List each line of the data that holds the word "arrow".

BEGIN

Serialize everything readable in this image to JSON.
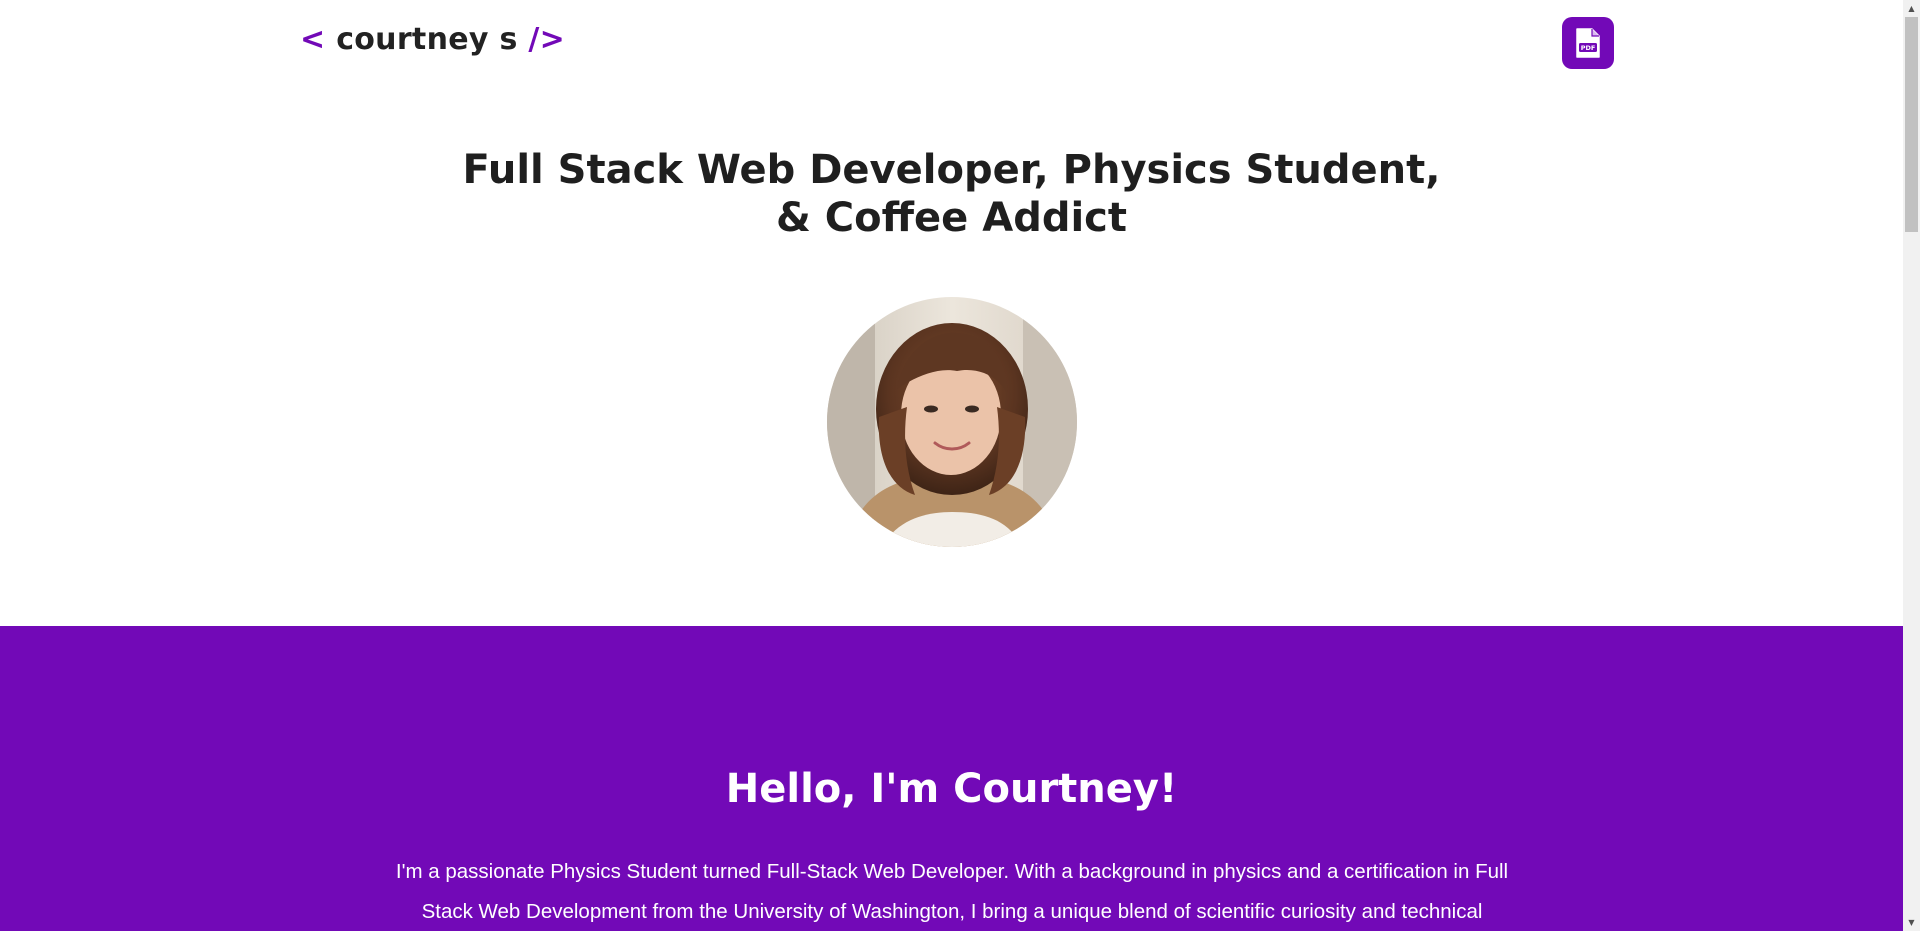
{
  "header": {
    "logo": {
      "open": "<",
      "name": "courtney s",
      "close": "/>"
    },
    "pdf_icon_label": "PDF"
  },
  "hero": {
    "title_line1": "Full Stack Web Developer, Physics Student,",
    "title_line2": "& Coffee Addict"
  },
  "about": {
    "heading": "Hello, I'm Courtney!",
    "intro": "I'm a passionate Physics Student turned Full-Stack Web Developer. With a background in physics and a certification in Full Stack Web Development from the University of Washington, I bring a unique blend of scientific curiosity and technical"
  },
  "colors": {
    "accent": "#7209b7",
    "text": "#222222",
    "background": "#ffffff"
  },
  "icons": [
    "pdf-file-icon",
    "profile-photo",
    "scroll-up-arrow-icon",
    "scroll-down-arrow-icon"
  ]
}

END

◆ Expected answer
    "scroll-up-arrow-icon",
    "scroll-down-arrow-icon"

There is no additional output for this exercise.